Officials say only a small number of Minot, N.D., residents have been forced to pay higher premiums for flood insurance, despite a devastating flood three years ago that wiped out most of the city.
Multiple claims on a property will typically increase the flood-risk classification and lead to higher premiums. But only a small percentage of people had flood insurance in 2011 and most of them did not have previous claims, the Minot Daily News reports.
“We have seen some individuals where that has affected them, but I can probably count them on one hand,” said Tim Olson, personal lines agent with First Western Insurance in Minot.
Minot’s valley is still considered a non-flood plain despite the 2011 event, said Brian Hvinden, spokesman for the Federal Emergency Management Agency. FEMA is working on new maps, but in the meantime most homeowners are eligible for preferred-risk policies.
The June 2011 flood caused by heavy spring snowmelt and rains damaged or destroyed more than 4,000 homes, businesses and other structures in Minot. It caused nearly $700 million in damage.
The amount of the premium change would depend on the coverage. A homeowner who paid $460 a year for a preferred risk policy could end up paying $2,000 or more for a standard risk policy, depending on the coverage, Olson said.
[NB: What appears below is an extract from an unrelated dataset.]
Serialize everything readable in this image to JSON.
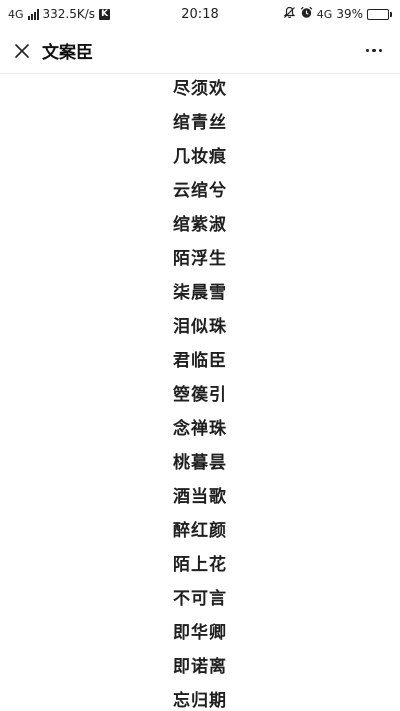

Hvinden noted the standard risk premium in the non-flood plain still remains lower than a policy in a flood plain.
The risk classification is tied to the flood experience of the property and not the flood experience of the owner. Olson said that the classification rules shouldn’t discourage homeowners from filing a claim if they have damages.